The truth is, there is no reason to demonize people of certain weights. The far more effective message is that people can find things to do that support their health at whatever size they are. After all, the same practices and environments support health for thin or fat people. If the same cafeteria feeds the thin kids and the fat kids, why can’t we talk about what is on the menu that supports the health of all the kids? Why do we have to argue that the food has to change so we can have no fat kids? Why can’t we argue that the food should be healthy for the kids – period? We can work to create environments that support people in their efforts to thrive and make lasting efforts to take care of their bodies. Part of creating that environment is ridding it of the pollution of weight stigma.
I grew up during times of great social upheaval, and I have seen a lot of change when it comes to social stigma.
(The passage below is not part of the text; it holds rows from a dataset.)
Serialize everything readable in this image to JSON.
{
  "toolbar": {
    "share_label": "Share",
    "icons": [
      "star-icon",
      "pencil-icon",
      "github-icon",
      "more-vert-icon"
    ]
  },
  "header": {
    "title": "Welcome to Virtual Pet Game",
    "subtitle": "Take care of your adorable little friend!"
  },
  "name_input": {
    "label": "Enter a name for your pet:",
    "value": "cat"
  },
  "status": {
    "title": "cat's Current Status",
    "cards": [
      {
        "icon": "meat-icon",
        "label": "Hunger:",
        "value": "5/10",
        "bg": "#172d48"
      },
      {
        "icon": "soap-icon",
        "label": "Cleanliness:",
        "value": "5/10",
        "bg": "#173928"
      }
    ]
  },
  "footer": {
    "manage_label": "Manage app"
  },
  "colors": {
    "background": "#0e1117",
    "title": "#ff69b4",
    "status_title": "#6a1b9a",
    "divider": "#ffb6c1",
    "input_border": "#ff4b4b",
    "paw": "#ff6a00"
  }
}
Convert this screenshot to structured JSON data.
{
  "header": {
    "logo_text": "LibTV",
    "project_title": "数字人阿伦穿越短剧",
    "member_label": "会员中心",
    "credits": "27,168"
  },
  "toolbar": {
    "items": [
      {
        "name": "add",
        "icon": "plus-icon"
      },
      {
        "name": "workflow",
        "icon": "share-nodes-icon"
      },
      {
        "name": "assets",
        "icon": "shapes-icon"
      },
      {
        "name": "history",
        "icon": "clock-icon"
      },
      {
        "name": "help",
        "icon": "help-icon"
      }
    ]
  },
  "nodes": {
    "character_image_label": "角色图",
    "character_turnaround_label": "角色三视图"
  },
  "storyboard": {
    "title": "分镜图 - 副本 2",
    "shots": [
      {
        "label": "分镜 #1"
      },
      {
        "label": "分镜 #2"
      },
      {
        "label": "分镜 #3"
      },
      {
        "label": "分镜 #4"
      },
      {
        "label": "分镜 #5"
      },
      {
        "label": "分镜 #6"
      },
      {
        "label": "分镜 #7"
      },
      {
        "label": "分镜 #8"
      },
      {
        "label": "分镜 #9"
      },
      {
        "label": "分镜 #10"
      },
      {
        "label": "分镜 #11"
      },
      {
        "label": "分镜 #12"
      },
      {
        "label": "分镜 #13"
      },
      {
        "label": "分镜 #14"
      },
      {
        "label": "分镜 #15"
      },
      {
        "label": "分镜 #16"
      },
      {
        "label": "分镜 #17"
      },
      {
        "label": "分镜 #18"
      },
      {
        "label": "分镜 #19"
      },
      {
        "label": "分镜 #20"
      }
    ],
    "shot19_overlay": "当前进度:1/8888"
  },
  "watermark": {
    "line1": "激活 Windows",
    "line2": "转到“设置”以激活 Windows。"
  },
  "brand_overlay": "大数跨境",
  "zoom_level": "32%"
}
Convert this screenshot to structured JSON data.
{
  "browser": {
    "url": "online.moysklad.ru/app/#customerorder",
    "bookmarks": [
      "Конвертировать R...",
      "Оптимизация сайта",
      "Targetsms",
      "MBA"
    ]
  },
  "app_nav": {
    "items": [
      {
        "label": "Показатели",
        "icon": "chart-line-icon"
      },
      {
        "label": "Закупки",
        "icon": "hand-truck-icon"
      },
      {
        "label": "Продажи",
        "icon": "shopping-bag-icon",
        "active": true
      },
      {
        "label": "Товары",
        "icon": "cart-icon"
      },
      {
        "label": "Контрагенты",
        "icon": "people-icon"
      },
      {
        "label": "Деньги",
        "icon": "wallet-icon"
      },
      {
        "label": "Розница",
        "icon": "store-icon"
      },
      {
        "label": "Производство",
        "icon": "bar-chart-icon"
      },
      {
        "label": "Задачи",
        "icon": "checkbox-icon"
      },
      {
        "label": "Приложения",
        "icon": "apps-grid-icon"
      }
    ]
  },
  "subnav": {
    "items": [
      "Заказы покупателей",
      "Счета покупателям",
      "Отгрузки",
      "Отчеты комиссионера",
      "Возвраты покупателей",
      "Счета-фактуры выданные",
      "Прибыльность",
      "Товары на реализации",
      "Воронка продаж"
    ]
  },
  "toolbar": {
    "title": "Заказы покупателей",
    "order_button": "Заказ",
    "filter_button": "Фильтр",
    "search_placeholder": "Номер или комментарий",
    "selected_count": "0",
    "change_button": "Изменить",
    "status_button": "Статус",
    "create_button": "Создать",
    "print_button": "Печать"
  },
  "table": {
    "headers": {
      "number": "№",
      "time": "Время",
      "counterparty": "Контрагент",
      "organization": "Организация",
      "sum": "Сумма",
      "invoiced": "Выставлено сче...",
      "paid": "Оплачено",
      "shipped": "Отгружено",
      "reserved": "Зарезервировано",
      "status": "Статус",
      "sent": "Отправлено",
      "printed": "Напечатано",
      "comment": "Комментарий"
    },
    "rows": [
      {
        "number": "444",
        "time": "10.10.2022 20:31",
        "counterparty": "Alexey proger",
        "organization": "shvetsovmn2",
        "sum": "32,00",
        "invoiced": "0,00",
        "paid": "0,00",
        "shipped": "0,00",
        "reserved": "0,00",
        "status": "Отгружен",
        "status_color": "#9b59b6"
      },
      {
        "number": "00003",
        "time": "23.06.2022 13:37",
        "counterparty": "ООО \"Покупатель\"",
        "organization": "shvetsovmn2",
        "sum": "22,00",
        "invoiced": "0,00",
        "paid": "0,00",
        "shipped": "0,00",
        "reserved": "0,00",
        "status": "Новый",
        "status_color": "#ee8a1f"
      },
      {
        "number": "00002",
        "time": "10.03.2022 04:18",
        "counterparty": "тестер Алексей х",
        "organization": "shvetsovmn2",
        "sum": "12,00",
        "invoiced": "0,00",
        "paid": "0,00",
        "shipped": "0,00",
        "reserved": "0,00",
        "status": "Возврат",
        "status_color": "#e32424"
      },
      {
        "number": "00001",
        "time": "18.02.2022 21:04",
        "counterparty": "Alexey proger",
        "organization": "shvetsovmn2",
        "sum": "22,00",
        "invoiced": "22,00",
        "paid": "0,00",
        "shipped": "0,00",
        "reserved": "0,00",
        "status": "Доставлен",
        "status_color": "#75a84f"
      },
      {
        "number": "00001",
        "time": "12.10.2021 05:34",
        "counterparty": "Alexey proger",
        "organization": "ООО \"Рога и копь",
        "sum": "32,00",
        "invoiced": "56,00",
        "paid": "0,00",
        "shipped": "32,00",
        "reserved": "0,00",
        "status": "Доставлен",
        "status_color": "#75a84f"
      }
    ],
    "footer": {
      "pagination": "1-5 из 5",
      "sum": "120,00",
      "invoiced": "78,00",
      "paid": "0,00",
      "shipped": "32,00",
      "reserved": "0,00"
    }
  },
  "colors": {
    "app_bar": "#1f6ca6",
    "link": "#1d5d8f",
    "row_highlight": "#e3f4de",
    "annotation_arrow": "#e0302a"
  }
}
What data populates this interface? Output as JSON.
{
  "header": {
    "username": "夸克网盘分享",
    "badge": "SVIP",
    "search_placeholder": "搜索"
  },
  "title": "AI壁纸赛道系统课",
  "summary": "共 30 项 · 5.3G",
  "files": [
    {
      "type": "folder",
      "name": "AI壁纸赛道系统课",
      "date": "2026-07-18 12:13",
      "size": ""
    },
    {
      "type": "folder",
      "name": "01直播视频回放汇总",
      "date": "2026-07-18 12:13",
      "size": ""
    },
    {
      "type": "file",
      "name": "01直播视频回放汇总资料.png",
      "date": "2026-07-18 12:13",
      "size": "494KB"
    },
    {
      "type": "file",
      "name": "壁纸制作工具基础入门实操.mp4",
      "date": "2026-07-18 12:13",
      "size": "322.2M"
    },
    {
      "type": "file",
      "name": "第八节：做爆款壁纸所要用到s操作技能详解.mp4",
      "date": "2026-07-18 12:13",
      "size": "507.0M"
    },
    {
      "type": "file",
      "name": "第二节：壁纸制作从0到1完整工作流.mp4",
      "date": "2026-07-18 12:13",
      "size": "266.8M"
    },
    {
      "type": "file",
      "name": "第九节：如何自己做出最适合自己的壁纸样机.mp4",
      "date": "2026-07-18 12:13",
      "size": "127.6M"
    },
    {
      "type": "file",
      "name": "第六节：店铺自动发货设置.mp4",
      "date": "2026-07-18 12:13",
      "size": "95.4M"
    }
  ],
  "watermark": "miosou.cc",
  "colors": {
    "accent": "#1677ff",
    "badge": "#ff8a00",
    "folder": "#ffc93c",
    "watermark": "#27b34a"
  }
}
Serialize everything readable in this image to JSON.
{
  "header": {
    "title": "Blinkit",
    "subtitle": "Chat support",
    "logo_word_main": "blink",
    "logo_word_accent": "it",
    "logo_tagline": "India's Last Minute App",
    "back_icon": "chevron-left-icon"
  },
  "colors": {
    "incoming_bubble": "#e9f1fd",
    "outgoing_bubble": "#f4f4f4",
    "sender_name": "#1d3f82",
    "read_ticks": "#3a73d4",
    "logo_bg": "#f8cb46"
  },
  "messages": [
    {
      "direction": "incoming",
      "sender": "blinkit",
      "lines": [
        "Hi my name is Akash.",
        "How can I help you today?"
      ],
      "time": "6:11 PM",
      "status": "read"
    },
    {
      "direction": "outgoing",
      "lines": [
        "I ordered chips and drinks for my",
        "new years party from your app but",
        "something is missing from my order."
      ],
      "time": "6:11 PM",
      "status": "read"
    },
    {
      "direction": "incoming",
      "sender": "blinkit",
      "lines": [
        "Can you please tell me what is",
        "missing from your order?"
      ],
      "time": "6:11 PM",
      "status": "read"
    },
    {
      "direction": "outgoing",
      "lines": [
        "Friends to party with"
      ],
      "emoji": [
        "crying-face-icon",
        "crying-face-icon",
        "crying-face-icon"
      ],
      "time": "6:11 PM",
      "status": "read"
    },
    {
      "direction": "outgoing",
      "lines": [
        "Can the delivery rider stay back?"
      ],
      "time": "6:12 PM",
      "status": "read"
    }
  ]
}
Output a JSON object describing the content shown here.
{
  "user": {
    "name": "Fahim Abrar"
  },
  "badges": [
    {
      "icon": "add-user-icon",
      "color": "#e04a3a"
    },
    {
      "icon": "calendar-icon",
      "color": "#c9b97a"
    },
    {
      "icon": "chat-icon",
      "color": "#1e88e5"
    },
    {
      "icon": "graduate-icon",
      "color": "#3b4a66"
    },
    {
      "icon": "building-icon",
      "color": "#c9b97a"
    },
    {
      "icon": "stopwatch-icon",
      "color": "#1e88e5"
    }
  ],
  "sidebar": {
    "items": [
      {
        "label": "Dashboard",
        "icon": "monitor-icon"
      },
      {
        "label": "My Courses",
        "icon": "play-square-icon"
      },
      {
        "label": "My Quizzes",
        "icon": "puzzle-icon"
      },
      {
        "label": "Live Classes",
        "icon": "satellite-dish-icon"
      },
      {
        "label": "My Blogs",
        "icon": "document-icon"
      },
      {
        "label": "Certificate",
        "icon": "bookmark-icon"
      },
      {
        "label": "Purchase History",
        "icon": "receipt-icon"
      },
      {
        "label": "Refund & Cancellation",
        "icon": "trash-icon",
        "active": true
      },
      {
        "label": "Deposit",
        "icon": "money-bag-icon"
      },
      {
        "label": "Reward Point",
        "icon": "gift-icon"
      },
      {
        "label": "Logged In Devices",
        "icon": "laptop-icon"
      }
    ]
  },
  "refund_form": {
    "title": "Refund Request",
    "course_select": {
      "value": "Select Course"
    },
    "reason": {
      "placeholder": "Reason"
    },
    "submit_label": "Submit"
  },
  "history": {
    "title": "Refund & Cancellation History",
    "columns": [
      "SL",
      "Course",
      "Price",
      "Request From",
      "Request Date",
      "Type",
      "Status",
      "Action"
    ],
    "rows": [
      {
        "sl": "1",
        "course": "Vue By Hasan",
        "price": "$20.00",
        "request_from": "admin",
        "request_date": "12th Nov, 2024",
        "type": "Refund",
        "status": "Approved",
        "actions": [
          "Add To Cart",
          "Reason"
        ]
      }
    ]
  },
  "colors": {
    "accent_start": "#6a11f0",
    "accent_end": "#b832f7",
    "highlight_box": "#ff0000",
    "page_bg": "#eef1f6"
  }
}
Though the world is far from perfect, it is a very different place now than it used to be if you live together without being married, or get divorced, or have a baby as a single parent, or work as a female airline pilot, or get around in a wheelchair, or raise kids as gay parents, or love someone of a different race or religion. Stigma is a kind of fashion. We can change what is fashionable. We can make weight stigma incredibly uncool. Because it is.
So what are you going to do today to end weight stigma, in your mind, and in the world?
National Eating Disorder Awareness Week
is February 26-March 3! Get involved!
Everybody Knows Somebody. Visit the NEDAwareness Week homepage to register today and learn more about how you can do just one thing to help raise awareness about eating disorders and become part of the solution. NEDA’s Helpline number is: 800 931-2237